» Instructions for the task
Would you please output the records exactly as they appear below?

**** Material for the task ****

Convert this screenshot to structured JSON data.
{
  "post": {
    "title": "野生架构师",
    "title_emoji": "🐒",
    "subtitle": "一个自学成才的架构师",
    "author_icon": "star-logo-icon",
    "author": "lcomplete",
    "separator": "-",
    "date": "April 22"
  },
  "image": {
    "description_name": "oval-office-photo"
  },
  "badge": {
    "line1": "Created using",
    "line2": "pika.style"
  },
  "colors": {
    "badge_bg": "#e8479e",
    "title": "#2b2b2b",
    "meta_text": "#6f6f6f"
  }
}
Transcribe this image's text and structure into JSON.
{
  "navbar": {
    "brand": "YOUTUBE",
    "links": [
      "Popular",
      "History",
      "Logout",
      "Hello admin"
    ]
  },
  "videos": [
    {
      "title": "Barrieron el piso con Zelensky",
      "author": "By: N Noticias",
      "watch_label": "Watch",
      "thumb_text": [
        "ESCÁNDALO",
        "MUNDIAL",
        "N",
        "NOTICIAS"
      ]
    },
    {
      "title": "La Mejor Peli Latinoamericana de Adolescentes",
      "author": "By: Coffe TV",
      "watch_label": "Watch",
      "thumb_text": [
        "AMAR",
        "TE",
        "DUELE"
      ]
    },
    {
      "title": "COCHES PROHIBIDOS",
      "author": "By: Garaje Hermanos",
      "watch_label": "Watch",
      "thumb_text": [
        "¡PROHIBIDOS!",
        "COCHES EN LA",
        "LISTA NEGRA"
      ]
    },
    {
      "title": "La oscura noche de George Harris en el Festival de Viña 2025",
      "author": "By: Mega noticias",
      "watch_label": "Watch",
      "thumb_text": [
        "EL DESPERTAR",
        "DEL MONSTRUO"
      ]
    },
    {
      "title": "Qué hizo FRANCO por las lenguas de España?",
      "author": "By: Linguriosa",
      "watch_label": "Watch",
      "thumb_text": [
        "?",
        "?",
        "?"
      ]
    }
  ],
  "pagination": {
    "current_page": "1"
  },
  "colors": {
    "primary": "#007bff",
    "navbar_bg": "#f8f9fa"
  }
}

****

» Response
Convert this screenshot to structured JSON data.
{
  "post": {
    "title": "野生架构师",
    "title_emoji": "🐒",
    "subtitle": "一个自学成才的架构师",
    "author_icon": "star-logo-icon",
    "author": "lcomplete",
    "separator": "-",
    "date": "April 22"
  },
  "image": {
    "description_name": "oval-office-photo"
  },
  "badge": {
    "line1": "Created using",
    "line2": "pika.style"
  },
  "colors": {
    "badge_bg": "#e8479e",
    "title": "#2b2b2b",
    "meta_text": "#6f6f6f"
  }
}
Transcribe this image's text and structure into JSON.
{
  "navbar": {
    "brand": "YOUTUBE",
    "links": [
      "Popular",
      "History",
      "Logout",
      "Hello admin"
    ]
  },
  "videos": [
    {
      "title": "Barrieron el piso con Zelensky",
      "author": "By: N Noticias",
      "watch_label": "Watch",
      "thumb_text": [
        "ESCÁNDALO",
        "MUNDIAL",
        "N",
        "NOTICIAS"
      ]
    },
    {
      "title": "La Mejor Peli Latinoamericana de Adolescentes",
      "author": "By: Coffe TV",
      "watch_label": "Watch",
      "thumb_text": [
        "AMAR",
        "TE",
        "DUELE"
      ]
    },
    {
      "title": "COCHES PROHIBIDOS",
      "author": "By: Garaje Hermanos",
      "watch_label": "Watch",
      "thumb_text": [
        "¡PROHIBIDOS!",
        "COCHES EN LA",
        "LISTA NEGRA"
      ]
    },
    {
      "title": "La oscura noche de George Harris en el Festival de Viña 2025",
      "author": "By: Mega noticias",
      "watch_label": "Watch",
      "thumb_text": [
        "EL DESPERTAR",
        "DEL MONSTRUO"
      ]
    },
    {
      "title": "Qué hizo FRANCO por las lenguas de España?",
      "author": "By: Linguriosa",
      "watch_label": "Watch",
      "thumb_text": [
        "?",
        "?",
        "?"
      ]
    }
  ],
  "pagination": {
    "current_page": "1"
  },
  "colors": {
    "primary": "#007bff",
    "navbar_bg": "#f8f9fa"
  }
}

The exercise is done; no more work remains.